Promotions is a key topic in retailing. It cost money, requires time, not quite profitable, but you stop it and sales plummets and customers go away.
Therefore it is important to estimate properly what kind of performance you expect from your personal activities.
One of the common way to estimate a sales performance is conversion rate : the ratio between the number of items you buy, and the numbers of items you sell, on a certain period of time. Indeed, one of the main problem of promotion, is you need to have products in bulk to sell it, but what do you do with the unsold items.
The problem with conversion rate is that :
- It does not take into account the actual sales (if you have a low conversion rate but on high sales, isn't it worth it?)
- You need not to have too much stocks at the end of the promotion....
- .... But you also need to have quantities available until the very last day of the promotion (in order not to miss sales.
This is the reason why I like also to identify the time of resale rate. The concept is simple: How long did it take you to sell your merchandize. If you have a great 90% of conversion rate, but a 30% of time of resale, that means you were out of stock for 70% of the time. Meaning you could have potentially triple your sales.
The index of missed sales is linked to this item. Now obviously, it is difficult to have a clear formula depending on the promotional event, your business model.
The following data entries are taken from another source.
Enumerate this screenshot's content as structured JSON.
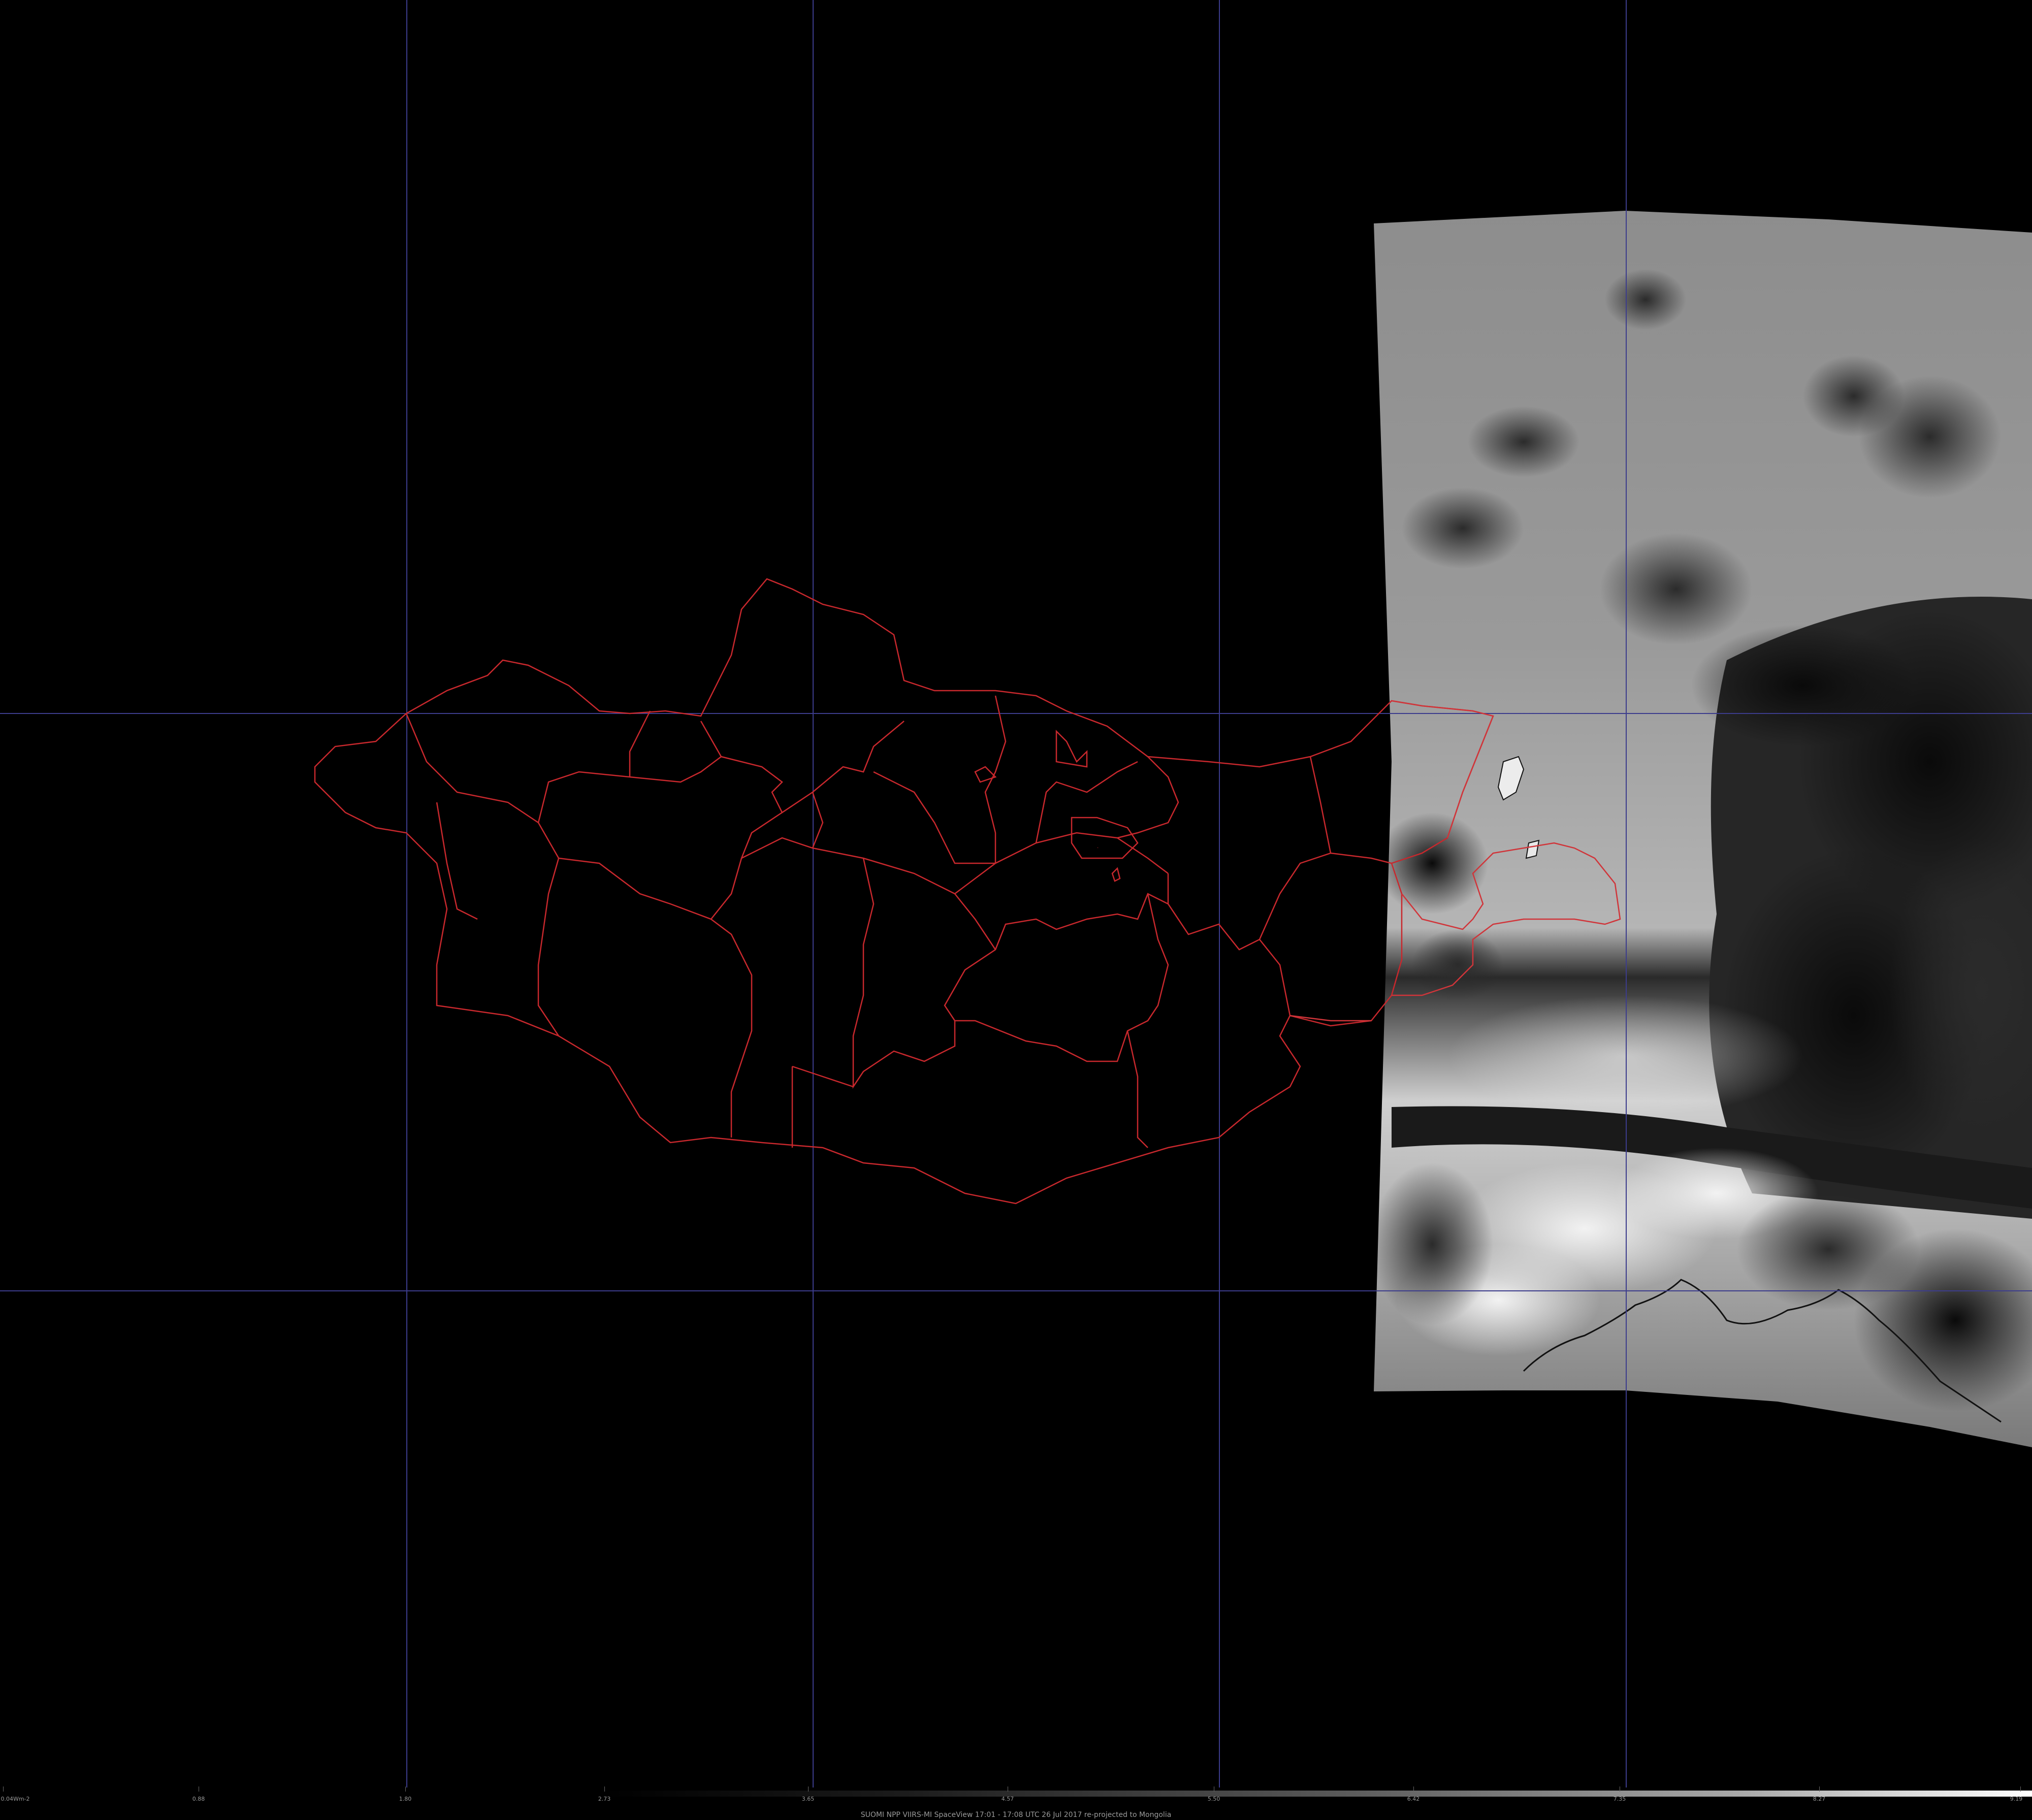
{
  "colors": {
    "background": "#000000",
    "graticule": "#3c3c8c",
    "admin_boundaries": "#c8282d",
    "coastline": "#111111"
  },
  "layers": {
    "graticule": "lat/lon grid lines",
    "boundaries": "Mongolia aimag (province) boundaries",
    "imagery": "VIIRS swath (grayscale) over eastern Mongolia / NE China"
  },
  "scale": {
    "labels": [
      "0.04Wm-2",
      "0.88",
      "1.80",
      "2.73",
      "3.65",
      "4.57",
      "5.50",
      "6.42",
      "7.35",
      "8.27",
      "9.19"
    ]
  },
  "caption": "SUOMI NPP VIIRS-MI SpaceView 17:01 - 17:08 UTC 26 Jul 2017 re-projected to Mongolia"
}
But all those analytics must be taken into consideration while discussing promotional efficiency.